2) Can a chemical both attract and a repell at the same time? It sure looks like it. In the natural world, caffeine and nicotine function as insecticides, protecting plants from being eaten by insects. But plants “face an evolutionary dilemma: how to make their nectar attractive to legitimate pollinators but unattractive to detrimental consumers.” One hypothesis is that “…interactions between plants and nectar consumers (legitimate pollinators, nectar robbers and microorganisms) are mediated by the secondary compounds in the nectar.”
3) Can I substitute grapefruit nectar for my morning cup of coffee? According to my calculations, my 8 ounce cup of morning coffee contains about 135 mg of caffeine. But at concentrations of 94.2 mg/l, an 8 ounce cup of grapefruit floral nectar would provide only about 22.3 mg of caffeine. I’d need to drink a little over 6 cups of grapefruit nectar to get the same amount of caffeine. As I explained this to my husband, he grinned and said, “Why that would be sweet enough to gag a bee.”
Correction to last week’s story:
Last week, I made an error in captioning a photo. Instead of ” Wasp feeding on Phacelia”, the captions should have read “Hover Fly feeding on Phacelia.” My thanks to the sharp-eyed reader who pointed it out. I apologize for the error.
Upcoming Outdoor Events:
For Facebook Users: 90 Days of Santa Clarita Valley Wildflowers.
Here’s a new way to familiarize yourself with our local wildflowers. Become a fan of the page, “90 Days of Santa Clarita Valley Wildflowers” and from now through April, each day you’ll receive a photo of a local wildflower and a link to a website where you can learn more.
Saturday, April 17, 8-10 AM. Early morning bird hike at Towsley Canyon. It’s an easy 1 mile walk and beginning birders are welcome. For map, click here.
Sunday, April 18, 1-3 PM. Spring Wildflowers at East & Rice Canyons. It’s that time of year! Join Wendy on a hunt for the colorful wildflowers. For map, click here.
Trail Maintenance Schedule. Come join our volunteers as they help maintain our trails. Contact Steve at firstname.lastname@example.org for time and place.
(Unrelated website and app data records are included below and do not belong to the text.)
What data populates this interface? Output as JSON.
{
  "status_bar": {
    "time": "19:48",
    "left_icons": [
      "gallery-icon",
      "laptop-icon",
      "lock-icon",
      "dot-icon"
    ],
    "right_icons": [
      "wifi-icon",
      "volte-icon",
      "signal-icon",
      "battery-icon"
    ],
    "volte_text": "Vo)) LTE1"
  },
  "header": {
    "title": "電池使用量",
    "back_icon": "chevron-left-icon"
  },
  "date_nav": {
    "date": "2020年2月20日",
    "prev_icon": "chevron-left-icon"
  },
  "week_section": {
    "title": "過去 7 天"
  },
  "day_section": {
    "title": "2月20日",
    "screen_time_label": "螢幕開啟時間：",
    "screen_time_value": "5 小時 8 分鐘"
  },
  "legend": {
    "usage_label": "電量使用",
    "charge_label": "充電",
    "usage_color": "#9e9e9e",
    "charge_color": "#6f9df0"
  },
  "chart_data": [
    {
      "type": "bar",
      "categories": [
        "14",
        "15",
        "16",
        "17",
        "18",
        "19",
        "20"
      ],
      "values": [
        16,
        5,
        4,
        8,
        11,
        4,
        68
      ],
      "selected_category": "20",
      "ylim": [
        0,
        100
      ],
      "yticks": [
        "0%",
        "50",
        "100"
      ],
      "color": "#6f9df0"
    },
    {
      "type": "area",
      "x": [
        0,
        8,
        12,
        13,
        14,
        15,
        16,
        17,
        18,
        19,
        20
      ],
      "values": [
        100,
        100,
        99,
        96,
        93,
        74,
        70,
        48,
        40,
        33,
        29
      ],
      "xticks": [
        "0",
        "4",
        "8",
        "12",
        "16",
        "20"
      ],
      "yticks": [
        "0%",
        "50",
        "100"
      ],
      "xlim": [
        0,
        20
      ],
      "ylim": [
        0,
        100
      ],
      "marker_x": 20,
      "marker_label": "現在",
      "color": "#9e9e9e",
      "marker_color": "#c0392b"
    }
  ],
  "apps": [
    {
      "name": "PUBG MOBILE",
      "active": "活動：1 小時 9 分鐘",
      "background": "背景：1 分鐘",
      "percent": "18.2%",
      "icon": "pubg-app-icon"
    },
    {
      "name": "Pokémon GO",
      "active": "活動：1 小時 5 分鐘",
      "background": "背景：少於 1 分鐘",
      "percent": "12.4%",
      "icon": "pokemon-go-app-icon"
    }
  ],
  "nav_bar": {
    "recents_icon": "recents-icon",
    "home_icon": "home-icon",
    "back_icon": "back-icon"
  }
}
Wednesday mornings, April 7, 14, 21 & 28.
Saturday mornings, April 10 & 24
You can listen to stories like this every Friday morning at 7:10 a.m. on “The Hike Report”, brought to you by your hometown radio station KHTS (AM1220) and by the Mountains Recreation and Conservation Authority.